The Western fascination with the burqa has crept up again in a new and mind-boggling way. A few months ago, I wrote about the Charming Burka, an art piece that used Bluetooth technology to take people “behind the burqa” by showing them a photo of the woman underneath.
Now? Just in time for the Christmas season, you can buy little decorative burqas for your wine bottles.
Yes, I just used the words “burqa” and “wine” in the same sentence. But that’s actually the less bizarre part of this article, found in last Friday’s Chicago Tribune.
The story is about the Women of Hope project, an organisation that employs Afghan women to sew crafts to sell overseas. It was started by an American woman, Betsy Beamon, who moved to Afghanistan after September 11 to try to support women there. According to the article, the “project has helped employ about 1,000 women — 100 main seamstresses who employ other women.”
At least from the tone of the article (which may well be taking things out of context), it appears that the crafts that these women make are tailored to what foreigners want to buy, which is where it gets weird.
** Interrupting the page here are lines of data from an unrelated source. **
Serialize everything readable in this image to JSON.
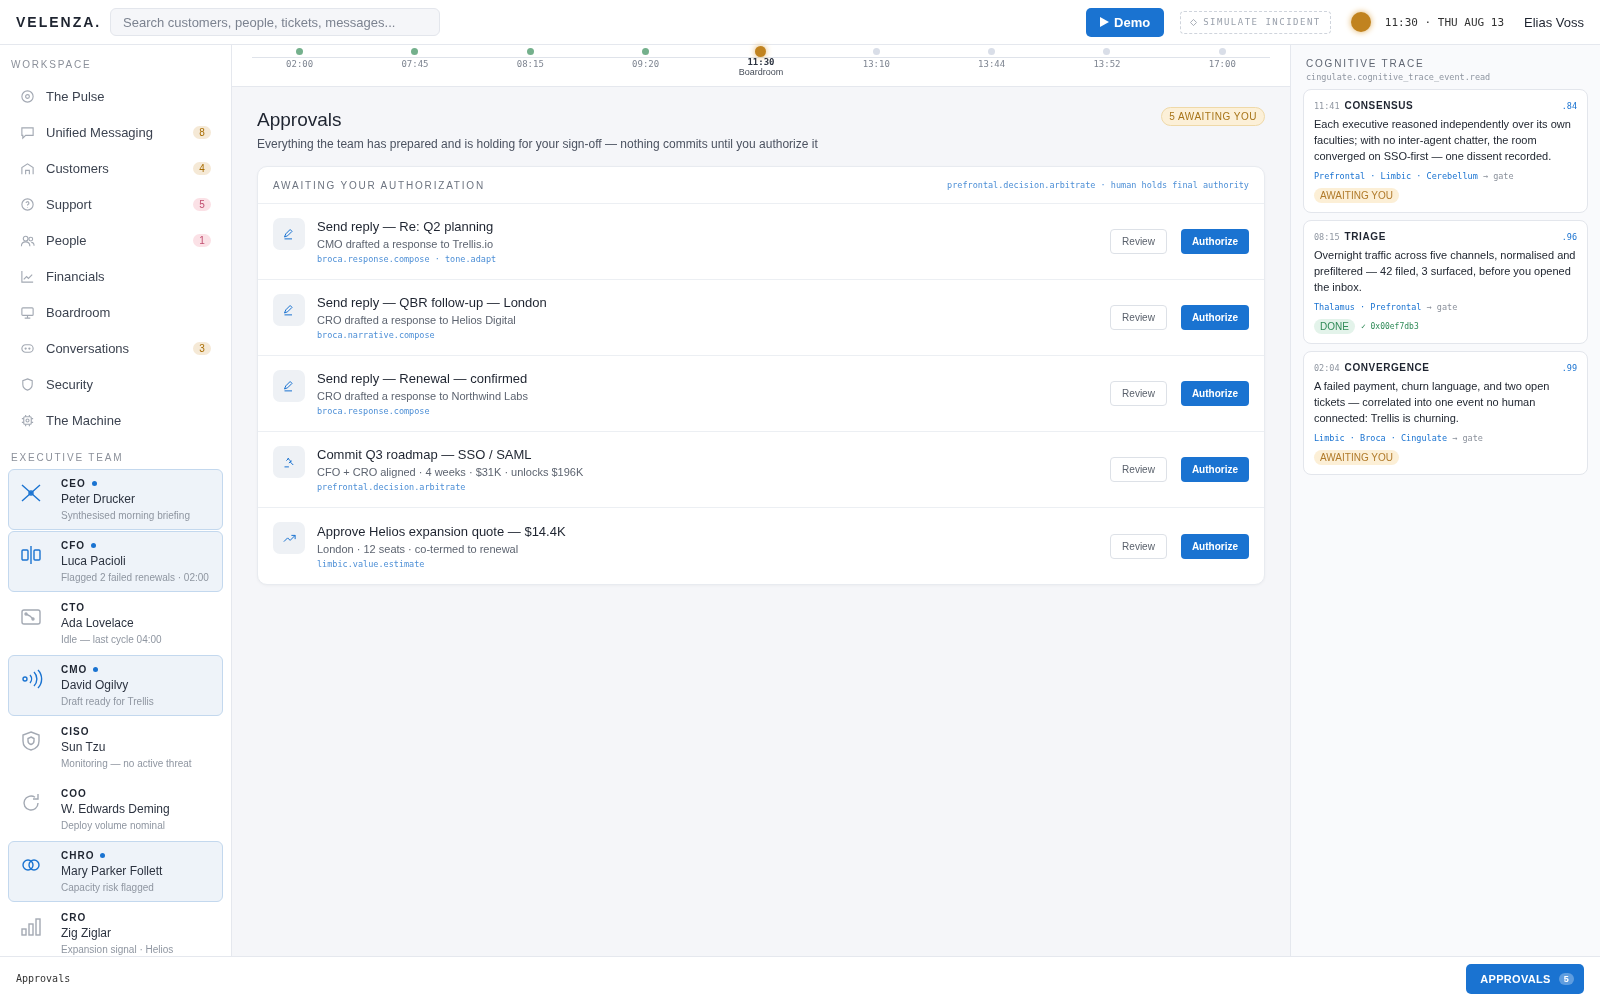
{
  "header": {
    "logo": "VELENZA.",
    "search": {
      "placeholder": "Search customers, people, tickets, messages..."
    },
    "demo_button": "Demo",
    "incident_button": "SIMULATE INCIDENT",
    "clock": "11:30 · THU AUG 13",
    "user": "Elias Voss"
  },
  "timeline": [
    {
      "time": "02:00",
      "kind": "done"
    },
    {
      "time": "07:45",
      "kind": "done"
    },
    {
      "time": "08:15",
      "kind": "done"
    },
    {
      "time": "09:20",
      "kind": "done"
    },
    {
      "time": "11:30",
      "kind": "current",
      "label": "Boardroom"
    },
    {
      "time": "13:10",
      "kind": "upcoming"
    },
    {
      "time": "13:44",
      "kind": "upcoming"
    },
    {
      "time": "13:52",
      "kind": "upcoming"
    },
    {
      "time": "17:00",
      "kind": "upcoming"
    }
  ],
  "sidebar": {
    "workspace_heading": "WORKSPACE",
    "items": [
      {
        "label": "The Pulse"
      },
      {
        "label": "Unified Messaging",
        "badge": "8",
        "color": "#f5e9d6"
      },
      {
        "label": "Customers",
        "badge": "4",
        "color": "#f5e9d6"
      },
      {
        "label": "Support",
        "badge": "5",
        "color": "#fbe1e6"
      },
      {
        "label": "People",
        "badge": "1",
        "color": "#fbe1e6"
      },
      {
        "label": "Financials"
      },
      {
        "label": "Boardroom"
      },
      {
        "label": "Conversations",
        "badge": "3",
        "color": "#f5e9d6"
      },
      {
        "label": "Security"
      },
      {
        "label": "The Machine"
      }
    ],
    "team_heading": "EXECUTIVE TEAM",
    "team": [
      {
        "role": "CEO",
        "name": "Peter Drucker",
        "status": "Synthesised morning briefing",
        "active": true
      },
      {
        "role": "CFO",
        "name": "Luca Pacioli",
        "status": "Flagged 2 failed renewals · 02:00",
        "active": true
      },
      {
        "role": "CTO",
        "name": "Ada Lovelace",
        "status": "Idle — last cycle 04:00",
        "active": false
      },
      {
        "role": "CMO",
        "name": "David Ogilvy",
        "status": "Draft ready for Trellis",
        "active": true
      },
      {
        "role": "CISO",
        "name": "Sun Tzu",
        "status": "Monitoring — no active threat",
        "active": false
      },
      {
        "role": "COO",
        "name": "W. Edwards Deming",
        "status": "Deploy volume nominal",
        "active": false
      },
      {
        "role": "CHRO",
        "name": "Mary Parker Follett",
        "status": "Capacity risk flagged",
        "active": true
      },
      {
        "role": "CRO",
        "name": "Zig Ziglar",
        "status": "Expansion signal · Helios",
        "active": false
      }
    ]
  },
  "page": {
    "title": "Approvals",
    "subtitle": "Everything the team has prepared and is holding for your sign-off — nothing commits until you authorize it",
    "badge": "5 AWAITING YOU"
  },
  "queue": {
    "heading": "AWAITING YOUR AUTHORIZATION",
    "hint": "prefrontal.decision.arbitrate · human holds final authority",
    "items": [
      {
        "kind": "reply",
        "title": "Send reply — Re: Q2 planning",
        "detail": "CMO drafted a response to Trellis.io",
        "tags": "broca.response.compose · tone.adapt",
        "review": "Review",
        "authorize": "Authorize"
      },
      {
        "kind": "reply",
        "title": "Send reply — QBR follow-up — London",
        "detail": "CRO drafted a response to Helios Digital",
        "tags": "broca.narrative.compose",
        "review": "Review",
        "authorize": "Authorize"
      },
      {
        "kind": "reply",
        "title": "Send reply — Renewal — confirmed",
        "detail": "CRO drafted a response to Northwind Labs",
        "tags": "broca.response.compose",
        "review": "Review",
        "authorize": "Authorize"
      },
      {
        "kind": "decision",
        "title": "Commit Q3 roadmap — SSO / SAML",
        "detail": "CFO + CRO aligned · 4 weeks · $31K · unlocks $196K",
        "tags": "prefrontal.decision.arbitrate",
        "review": "Review",
        "authorize": "Authorize"
      },
      {
        "kind": "quote",
        "title": "Approve Helios expansion quote — $14.4K",
        "detail": "London · 12 seats · co-termed to renewal",
        "tags": "limbic.value.estimate",
        "review": "Review",
        "authorize": "Authorize"
      }
    ]
  },
  "trace": {
    "heading": "COGNITIVE TRACE",
    "source": "cingulate.cognitive_trace_event.read",
    "events": [
      {
        "time": "11:41",
        "title": "CONSENSUS",
        "score": ".84",
        "body": "Each executive reasoned independently over its own faculties; with no inter-agent chatter, the room converged on SSO-first — one dissent recorded.",
        "modules": "Prefrontal · Limbic · Cerebellum",
        "target": "→ gate",
        "status": {
          "label": "AWAITING YOU",
          "kind": "awaiting"
        }
      },
      {
        "time": "08:15",
        "title": "TRIAGE",
        "score": ".96",
        "body": "Overnight traffic across five channels, normalised and prefiltered — 42 filed, 3 surfaced, before you opened the inbox.",
        "modules": "Thalamus · Prefrontal",
        "target": "→ gate",
        "status": {
          "label": "DONE",
          "kind": "done"
        },
        "hash": "✓ 0x00ef7db3"
      },
      {
        "time": "02:04",
        "title": "CONVERGENCE",
        "score": ".99",
        "body": "A failed payment, churn language, and two open tickets — correlated into one event no human connected: Trellis is churning.",
        "modules": "Limbic · Broca · Cingulate",
        "target": "→ gate",
        "status": {
          "label": "AWAITING YOU",
          "kind": "awaiting"
        }
      }
    ]
  },
  "footer": {
    "label": "Approvals",
    "button": "APPROVALS",
    "count": "5"
  }
}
Along with the wine bottle burqas, you can buy Taliban dolls, or aprons for your wine bottle with “Afghanistan” stitched on them. There are also some more conventional dolls and Christmas decorations.Am I alone in finding it weird that mini-burqas are now becoming some kind of collector’s item? That now that Western women have supposedly had a hand in “liberating” Afghan women, they can now have tiny symbols of their oppression as decorations? As with the Charming Burka project, the fear, fascination, and desire that so many Westerners seem to attach to the idea of the “veil” is playing out in a really bizarre and disconcerting way. The Taliban dolls are equally disconcerting. I really hope that there aren’t scenes being created in American homes that combine the Taliban dolls with the burqa-clad wine bottles in a reenactment of imagined stories of Afghanistan.
If the concept of the mini-burqas was coming from Afghan women themselves, wanting to reconfigure a symbol of their oppression and use it subversively, that would be one thing; however, according to the article, this craft is being done in response to the demand from foreigners, who apparently have “odd tastes.” In fact, according to the headlines, these small burqas are now supposed to symbolise hope for these women. What is especially telling is the quote from one of the women involved in the project:
“I don’t know why the foreigners like them,” said Marzia, 30 […] “Maybe they like them for their children, maybe for themselves. Maybe they like them because it’s interesting to have a burqa.”
This idea, that it is “interesting” to have a burqa, seems a far cry from the experiences of Afghan women described in the article, who probably would not describe burqas in nearly the same way. I worry about the people who may be taking this “exotic” new decoration way our of context, and putting it on the dining room table, just in time for the holidays.
Readers, what’s your take on this?